Football is dangerous. There is just no way to think that it isn’t, no matter how many pads someone wears. It flies in the face of logic to think that someone can be hit repeatedly for decades on end and not suffer some sort of consequences.
Dr. Bennet Omalu’s discovery then that football players can suffer from something called chronic traumatic encephalopathy (CTE) shouldn’t really be all that surprising. And yet it was surprising when he published his first paper on it in 2005 and it still is today, when a movie about Omalu, “Concussion,” is set to hit theaters.
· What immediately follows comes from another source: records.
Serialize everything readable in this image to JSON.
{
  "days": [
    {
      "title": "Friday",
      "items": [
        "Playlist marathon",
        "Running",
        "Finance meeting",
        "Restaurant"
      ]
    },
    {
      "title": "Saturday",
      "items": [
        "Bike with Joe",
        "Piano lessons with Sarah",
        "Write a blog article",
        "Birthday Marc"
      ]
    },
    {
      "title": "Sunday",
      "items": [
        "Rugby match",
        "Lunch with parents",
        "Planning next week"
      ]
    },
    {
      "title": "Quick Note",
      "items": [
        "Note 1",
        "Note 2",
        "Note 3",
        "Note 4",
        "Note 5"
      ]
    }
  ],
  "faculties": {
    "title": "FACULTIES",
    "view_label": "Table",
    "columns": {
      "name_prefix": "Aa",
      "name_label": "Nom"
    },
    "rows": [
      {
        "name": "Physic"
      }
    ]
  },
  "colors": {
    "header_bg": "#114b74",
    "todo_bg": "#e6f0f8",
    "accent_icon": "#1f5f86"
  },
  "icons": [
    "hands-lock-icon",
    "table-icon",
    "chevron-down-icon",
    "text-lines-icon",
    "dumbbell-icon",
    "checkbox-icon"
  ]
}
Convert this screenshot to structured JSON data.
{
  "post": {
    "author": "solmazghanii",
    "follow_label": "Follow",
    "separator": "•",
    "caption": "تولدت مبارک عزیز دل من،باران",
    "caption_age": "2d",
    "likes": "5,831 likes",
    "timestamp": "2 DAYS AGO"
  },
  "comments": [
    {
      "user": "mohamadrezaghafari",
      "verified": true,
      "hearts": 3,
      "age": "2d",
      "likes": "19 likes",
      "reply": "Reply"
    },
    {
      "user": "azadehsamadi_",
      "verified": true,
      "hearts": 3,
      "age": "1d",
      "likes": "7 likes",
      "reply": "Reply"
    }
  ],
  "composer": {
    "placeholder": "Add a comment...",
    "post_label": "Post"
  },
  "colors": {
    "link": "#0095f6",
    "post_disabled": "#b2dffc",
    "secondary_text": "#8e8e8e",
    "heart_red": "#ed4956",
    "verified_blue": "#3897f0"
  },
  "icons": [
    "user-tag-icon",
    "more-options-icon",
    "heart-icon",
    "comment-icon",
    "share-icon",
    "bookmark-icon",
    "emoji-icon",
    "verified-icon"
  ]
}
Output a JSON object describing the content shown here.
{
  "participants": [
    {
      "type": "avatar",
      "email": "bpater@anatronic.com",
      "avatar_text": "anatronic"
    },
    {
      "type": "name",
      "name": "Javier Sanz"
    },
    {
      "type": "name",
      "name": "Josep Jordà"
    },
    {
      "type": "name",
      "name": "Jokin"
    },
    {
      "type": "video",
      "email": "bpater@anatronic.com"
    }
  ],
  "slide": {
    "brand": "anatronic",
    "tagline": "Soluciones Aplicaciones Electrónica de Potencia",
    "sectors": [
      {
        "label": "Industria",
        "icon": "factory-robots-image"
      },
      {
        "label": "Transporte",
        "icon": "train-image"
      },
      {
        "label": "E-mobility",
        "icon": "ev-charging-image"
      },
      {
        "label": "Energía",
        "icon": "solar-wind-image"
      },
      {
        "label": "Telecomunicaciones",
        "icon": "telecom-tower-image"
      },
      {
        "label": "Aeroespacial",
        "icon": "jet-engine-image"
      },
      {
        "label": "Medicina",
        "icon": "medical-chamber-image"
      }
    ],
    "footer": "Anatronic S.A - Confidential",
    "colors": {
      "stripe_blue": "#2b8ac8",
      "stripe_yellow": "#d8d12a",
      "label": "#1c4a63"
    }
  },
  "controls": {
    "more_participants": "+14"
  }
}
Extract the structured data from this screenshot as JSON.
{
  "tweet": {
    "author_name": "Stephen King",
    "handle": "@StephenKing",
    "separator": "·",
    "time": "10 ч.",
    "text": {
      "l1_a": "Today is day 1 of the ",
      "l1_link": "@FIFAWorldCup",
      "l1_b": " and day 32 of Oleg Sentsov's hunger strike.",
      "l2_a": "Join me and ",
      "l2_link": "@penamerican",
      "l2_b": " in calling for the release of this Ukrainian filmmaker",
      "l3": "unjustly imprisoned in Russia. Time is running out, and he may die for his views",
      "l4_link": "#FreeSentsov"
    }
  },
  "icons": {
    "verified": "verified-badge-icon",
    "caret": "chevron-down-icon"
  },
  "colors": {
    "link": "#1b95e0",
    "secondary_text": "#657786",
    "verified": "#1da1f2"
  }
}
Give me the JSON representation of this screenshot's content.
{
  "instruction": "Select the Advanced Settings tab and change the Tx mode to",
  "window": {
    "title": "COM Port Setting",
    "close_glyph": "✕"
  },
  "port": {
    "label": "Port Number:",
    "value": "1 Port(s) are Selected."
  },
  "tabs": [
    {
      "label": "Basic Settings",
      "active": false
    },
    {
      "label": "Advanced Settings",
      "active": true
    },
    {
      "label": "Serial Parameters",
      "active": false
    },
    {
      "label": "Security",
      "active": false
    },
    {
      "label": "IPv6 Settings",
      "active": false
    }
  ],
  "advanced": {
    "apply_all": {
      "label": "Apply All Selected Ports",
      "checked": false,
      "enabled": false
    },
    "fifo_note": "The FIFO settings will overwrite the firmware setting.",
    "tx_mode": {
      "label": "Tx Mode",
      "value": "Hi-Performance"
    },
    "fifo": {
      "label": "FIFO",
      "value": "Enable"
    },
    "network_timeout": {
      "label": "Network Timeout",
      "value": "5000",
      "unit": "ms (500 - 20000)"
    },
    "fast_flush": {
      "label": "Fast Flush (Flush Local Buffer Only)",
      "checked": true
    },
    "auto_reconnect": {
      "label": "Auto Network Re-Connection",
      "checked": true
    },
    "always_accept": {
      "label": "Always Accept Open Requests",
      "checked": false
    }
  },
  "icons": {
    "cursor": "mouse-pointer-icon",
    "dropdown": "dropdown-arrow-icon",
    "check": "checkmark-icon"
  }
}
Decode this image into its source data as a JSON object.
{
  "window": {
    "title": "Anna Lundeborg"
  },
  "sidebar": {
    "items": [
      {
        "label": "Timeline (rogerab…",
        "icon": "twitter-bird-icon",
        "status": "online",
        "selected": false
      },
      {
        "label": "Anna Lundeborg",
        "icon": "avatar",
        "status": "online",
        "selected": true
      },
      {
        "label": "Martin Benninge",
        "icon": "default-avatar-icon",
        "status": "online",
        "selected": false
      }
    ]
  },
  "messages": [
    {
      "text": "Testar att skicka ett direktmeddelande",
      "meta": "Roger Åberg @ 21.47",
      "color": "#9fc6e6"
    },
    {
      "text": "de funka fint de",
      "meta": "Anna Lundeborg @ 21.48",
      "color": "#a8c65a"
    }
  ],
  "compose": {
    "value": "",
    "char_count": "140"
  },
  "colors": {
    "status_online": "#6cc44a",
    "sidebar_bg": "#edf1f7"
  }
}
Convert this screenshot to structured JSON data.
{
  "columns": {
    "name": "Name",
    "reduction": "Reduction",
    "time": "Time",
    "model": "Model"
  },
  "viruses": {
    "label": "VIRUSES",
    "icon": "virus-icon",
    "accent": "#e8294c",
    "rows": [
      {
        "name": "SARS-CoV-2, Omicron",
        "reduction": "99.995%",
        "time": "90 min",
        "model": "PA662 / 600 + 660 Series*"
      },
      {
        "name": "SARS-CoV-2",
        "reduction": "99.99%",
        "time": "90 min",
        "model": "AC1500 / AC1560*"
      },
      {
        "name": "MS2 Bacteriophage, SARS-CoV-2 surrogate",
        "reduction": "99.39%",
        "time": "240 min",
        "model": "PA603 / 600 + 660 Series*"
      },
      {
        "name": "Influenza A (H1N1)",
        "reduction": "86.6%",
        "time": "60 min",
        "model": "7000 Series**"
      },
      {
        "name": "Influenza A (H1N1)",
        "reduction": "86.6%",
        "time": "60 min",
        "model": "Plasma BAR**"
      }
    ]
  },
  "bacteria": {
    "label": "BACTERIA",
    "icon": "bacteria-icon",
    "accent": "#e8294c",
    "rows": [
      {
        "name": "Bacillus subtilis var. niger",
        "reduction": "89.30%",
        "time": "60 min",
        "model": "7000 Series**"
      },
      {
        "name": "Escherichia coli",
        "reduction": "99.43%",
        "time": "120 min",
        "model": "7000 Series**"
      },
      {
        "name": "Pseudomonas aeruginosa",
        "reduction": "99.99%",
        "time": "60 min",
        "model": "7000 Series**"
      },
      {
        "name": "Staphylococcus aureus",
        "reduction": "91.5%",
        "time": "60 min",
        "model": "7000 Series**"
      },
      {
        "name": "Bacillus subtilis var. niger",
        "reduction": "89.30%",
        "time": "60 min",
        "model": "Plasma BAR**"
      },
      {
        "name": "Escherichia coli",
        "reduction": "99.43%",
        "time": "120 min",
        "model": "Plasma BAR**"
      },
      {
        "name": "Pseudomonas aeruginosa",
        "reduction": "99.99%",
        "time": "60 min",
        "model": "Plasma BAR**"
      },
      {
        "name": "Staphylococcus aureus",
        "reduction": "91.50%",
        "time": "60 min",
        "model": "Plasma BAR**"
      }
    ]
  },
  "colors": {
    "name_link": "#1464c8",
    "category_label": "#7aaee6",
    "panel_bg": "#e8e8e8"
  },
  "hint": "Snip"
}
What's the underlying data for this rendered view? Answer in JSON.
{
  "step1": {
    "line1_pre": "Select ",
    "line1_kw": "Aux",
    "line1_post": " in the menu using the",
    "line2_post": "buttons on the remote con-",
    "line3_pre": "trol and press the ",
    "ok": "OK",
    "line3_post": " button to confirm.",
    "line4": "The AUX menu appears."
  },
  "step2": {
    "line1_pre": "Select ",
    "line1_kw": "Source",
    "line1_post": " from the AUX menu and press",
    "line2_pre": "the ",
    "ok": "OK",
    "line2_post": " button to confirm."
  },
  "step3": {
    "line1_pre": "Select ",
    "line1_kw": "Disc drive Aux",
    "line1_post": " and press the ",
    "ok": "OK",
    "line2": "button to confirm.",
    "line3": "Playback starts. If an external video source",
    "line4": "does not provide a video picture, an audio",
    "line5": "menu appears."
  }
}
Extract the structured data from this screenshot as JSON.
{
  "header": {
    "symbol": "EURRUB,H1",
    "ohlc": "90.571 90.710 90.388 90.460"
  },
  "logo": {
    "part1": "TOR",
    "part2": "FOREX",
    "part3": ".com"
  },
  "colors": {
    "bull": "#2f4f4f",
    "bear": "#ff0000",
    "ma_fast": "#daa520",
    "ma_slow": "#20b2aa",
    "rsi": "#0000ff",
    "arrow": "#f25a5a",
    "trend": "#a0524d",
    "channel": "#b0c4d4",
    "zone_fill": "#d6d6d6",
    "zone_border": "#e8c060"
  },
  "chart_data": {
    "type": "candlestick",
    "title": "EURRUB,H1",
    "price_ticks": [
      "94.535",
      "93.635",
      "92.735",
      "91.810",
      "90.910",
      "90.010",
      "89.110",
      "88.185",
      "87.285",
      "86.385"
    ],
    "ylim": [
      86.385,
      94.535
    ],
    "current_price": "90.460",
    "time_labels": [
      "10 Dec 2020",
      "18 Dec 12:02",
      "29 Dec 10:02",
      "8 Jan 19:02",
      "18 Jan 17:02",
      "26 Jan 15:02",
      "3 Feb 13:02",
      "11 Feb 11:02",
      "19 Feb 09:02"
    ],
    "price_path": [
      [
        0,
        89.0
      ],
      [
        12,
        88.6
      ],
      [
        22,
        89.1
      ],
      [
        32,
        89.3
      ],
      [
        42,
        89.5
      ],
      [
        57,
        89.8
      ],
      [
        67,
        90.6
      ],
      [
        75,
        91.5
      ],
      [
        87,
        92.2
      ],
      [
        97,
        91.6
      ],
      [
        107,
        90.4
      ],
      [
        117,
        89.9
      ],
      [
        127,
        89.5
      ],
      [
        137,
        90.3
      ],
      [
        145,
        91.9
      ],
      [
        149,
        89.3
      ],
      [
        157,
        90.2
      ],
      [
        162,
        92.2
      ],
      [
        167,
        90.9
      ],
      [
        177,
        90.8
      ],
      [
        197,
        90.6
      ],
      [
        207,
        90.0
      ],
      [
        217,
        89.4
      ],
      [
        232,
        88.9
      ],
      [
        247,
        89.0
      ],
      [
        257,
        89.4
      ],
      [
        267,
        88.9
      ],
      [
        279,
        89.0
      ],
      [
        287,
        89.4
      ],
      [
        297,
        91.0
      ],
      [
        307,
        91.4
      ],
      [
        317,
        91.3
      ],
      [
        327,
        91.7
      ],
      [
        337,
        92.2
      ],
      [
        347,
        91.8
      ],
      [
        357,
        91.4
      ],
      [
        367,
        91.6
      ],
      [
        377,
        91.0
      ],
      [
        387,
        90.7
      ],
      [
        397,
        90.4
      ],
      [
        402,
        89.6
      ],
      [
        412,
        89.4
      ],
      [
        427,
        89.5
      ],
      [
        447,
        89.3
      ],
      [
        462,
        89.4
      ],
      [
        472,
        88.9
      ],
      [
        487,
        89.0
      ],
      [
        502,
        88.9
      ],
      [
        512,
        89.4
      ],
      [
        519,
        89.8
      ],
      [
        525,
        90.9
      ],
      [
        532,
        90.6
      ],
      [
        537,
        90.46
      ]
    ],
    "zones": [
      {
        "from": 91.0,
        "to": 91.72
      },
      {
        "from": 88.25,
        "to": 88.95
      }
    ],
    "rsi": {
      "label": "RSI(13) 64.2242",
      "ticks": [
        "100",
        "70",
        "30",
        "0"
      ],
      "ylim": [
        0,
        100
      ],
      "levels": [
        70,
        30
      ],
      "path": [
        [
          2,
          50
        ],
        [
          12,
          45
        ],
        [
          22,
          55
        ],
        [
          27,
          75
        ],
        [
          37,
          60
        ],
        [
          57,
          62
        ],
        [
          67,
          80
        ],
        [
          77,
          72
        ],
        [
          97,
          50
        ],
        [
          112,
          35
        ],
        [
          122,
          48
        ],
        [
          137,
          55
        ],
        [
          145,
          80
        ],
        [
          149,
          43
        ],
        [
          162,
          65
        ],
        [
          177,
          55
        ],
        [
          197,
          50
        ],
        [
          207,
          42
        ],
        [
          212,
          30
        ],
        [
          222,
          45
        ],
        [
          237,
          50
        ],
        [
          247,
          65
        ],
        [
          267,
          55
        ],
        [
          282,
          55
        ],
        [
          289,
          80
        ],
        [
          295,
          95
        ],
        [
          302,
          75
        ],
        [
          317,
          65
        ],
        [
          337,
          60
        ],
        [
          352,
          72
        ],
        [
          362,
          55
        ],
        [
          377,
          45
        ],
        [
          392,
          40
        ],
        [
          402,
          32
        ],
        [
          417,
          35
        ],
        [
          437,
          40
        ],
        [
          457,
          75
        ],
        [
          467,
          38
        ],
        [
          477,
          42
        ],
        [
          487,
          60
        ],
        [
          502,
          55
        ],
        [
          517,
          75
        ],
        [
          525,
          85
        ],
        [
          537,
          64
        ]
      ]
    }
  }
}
Will Smith stars as the doctor in this tale directed by Peter Landesman, who also wrote the screenplay. It is a movie far less interesting for what takes place on screen than for what we, as a nation, are going to do knowing that the movie—and the problem—exists.
Okay, so I say the problem exists and Omalu says that the science says the problem exists (I do have a science background but unquestionably not one that is strong enough for me to pull apart Omalu’s articles to establish their veracity). The NFL, however, seems to argue that at worst, they’re doing whatever they can to minimize head injuries. Which isn’t the same thing as CTE not being a problem, but isn’t saying that it is either.
At one point in “Concussion,” the movie actually equates the NFL to the tobacco companies, hiding the truth from an unsuspecting public when they know that they’re product causes harm. More circle the wagons than find the truth kind of stuff. These are the strongest moments in “Concussion,” the moments when the audience is made to hope and pray that the sport millions of Americans love to watch was unaware of the issue and that, once they’re made aware, they will step up and do everything to fix it, but there simply aren’t enough of these moments in the film.
In one telling scene, Omalu is not allowed inside the NFL’s “concussion summit.” He is instead forced to wait outside the conference room doors and contemplate what might be going on behind them. As the summit ends, Omalu gets a quick peek inside but nothing more. That is, essentially, “Concussion” – a quick peek inside but mostly cogitating all alone, just outside where the conversation is happening.
The real question of “Concussion” is one the film can’t answer. It is, as said above, how will we, as a nation, respond to the movie. I watched it on Monday night, as the Giants were getting ready for a do-or-die game in Miami. When I left the screening, the game was on the radio and I was faced with the choice that both the movie and the NFL would ask us to make (each taking the opposite position) – believing what the movie would have us believe about the prevalence and cause of CTE in NFL players, will I still follow the sport? Would I tune into the radio as I drove home and see if the Giants could keep their meager playoff hopes alive?
There are some incredibly powerful things going on in the movie, and Will Smith gives a fantastic performance. The love story he plays opposite Gugu Mbatha-Raw is weak and foolish and better left out of the movie (although, if it’s a true story I don’t know how you make that happen), but Smith is fantastic as this man, Omalu, who is just trying to live what he, as an immigrant, sees as the American dream only to be told he’s destroying one of the institutions that Americans have come to hold most dear.
All of those things though are drowned out by this larger question, this question that the film, even if it wanted to answer, couldn’t – if Omalu is right, even if there is the potential that he is right, what are going to do about it? What is the moral imperative of us, the audience of both the film and the sport?
It isn’t the fault of “Concussion” that it can’t really provide an answer there, but it does hurt the film. The movie acknowledges some of the beauty of the sport and also some of the brutality. It features beautiful catches and startlingly horrific tackles, but it doesn’t say how you go about having the former without the latter. It leaves that for us to work out, for us to demand of the NFL.
photo credit: Sony Pictures